Temperatures around the globe are warmer than ever before, and the time for change was yesterday.
Photography Holly Falconer
The latest climate report is out and surprise, surprise, it’s all bad news. Scientists from NASA and the NOAA (the National Oceanic and Atmospheric Administration) have confirmed that 2019 is officially the second hottest year in history, and named the 2010s the hottest decade on record -- every decade since the 1960s has seen a rise in global temperature. Goddammit, Boomers.
According to the agencies, this marks the 43rd year in a row that temperatures have exceeded the average. If you can bear the specifics, 2019’s temperatures were higher than the historical average by about 0.98 degrees Celsius (or 1.8 degrees Fahrenheit).
“This shows that what’s happening is persistent, not a fluke due to some weather phenomenon,” said Gavin Schmidt, director of NASA’s Goddard Institute for Space Studies. “We know that the long-term trends are being driven by the increasing levels of greenhouse gases in the atmosphere.”
At this point, there’s no denying that the rising quantities of these gases in the atmosphere are anything other than the consequence of human activity: “It really can’t be explained any other way,” Schmidt told ABC News.
While a couple of degrees here and there doesn’t sound like a catastrophic difference, climate experts have explained that even a small instance of above-average temperatures can cause weather patterns to change, triggering potentially irreversible environmental consequences.
In the past decade we’ve seen the strongest hurricane to strike the Bahamas -- Hurricane Dorian; there was also Tropical Cyclone Idai, one of the deadliest storms to hit the southwest Indian Ocean basin; not to mention the deadly fires that have ravaged Australia and California, destroying homes and wildlife to an irreparable extent.

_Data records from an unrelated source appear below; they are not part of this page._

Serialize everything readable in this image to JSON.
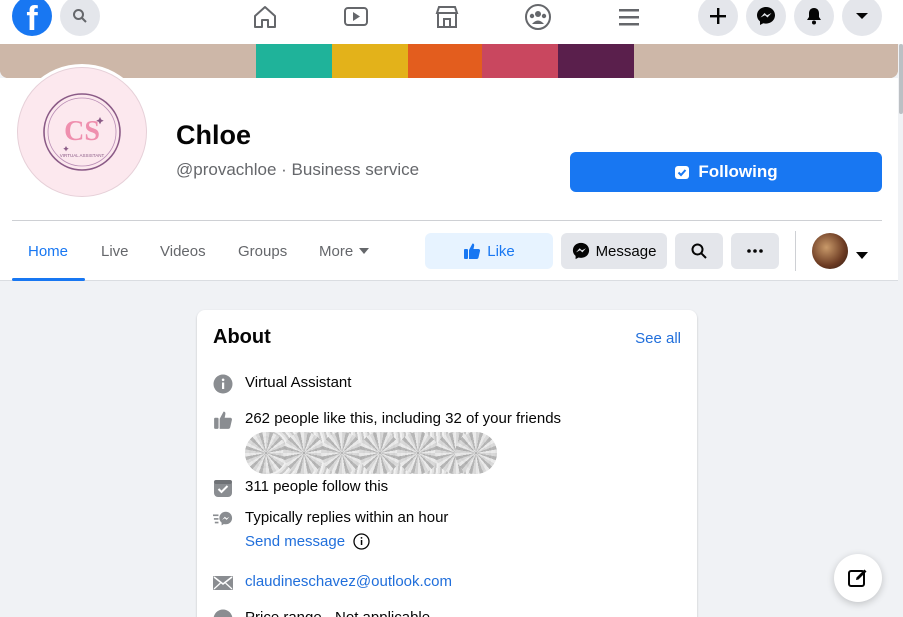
{
  "topnav": {
    "logo": "f",
    "icons": [
      "search-icon",
      "home-icon",
      "watch-icon",
      "marketplace-icon",
      "groups-icon",
      "menu-icon",
      "plus-icon",
      "messenger-icon",
      "notifications-icon",
      "account-caret-icon"
    ]
  },
  "page": {
    "name": "Chloe",
    "subtitle": "@provachloe · Business service",
    "avatar_text": "CS",
    "avatar_caption": "VIRTUAL ASSISTANT",
    "following_label": "Following"
  },
  "tabs": [
    {
      "label": "Home",
      "active": true
    },
    {
      "label": "Live"
    },
    {
      "label": "Videos"
    },
    {
      "label": "Groups"
    },
    {
      "label": "More"
    }
  ],
  "actions": {
    "like": "Like",
    "message": "Message"
  },
  "about": {
    "title": "About",
    "see_all": "See all",
    "category": "Virtual Assistant",
    "likes": "262 people like this, including 32 of your friends",
    "follows": "311 people follow this",
    "replies": "Typically replies within an hour",
    "send_message": "Send message",
    "email": "claudineschavez@outlook.com",
    "price_range": "Price range · Not applicable"
  },
  "colors": {
    "brand": "#1877f2",
    "cover_stripes": [
      "#cdb7a8",
      "#1fb39a",
      "#e3b21a",
      "#e35d1e",
      "#c9475f",
      "#5a1f4c",
      "#cdb7a8"
    ]
  }
}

It’s clearer than ever that this is a problem on a global scale, that requires a global effort to combat its impact. It’s hard to find a silver lining in any of this, but with the climate movement across the globe coming together with an increasing momentum and a persuasive voice, the rest of the world might just wake up in time.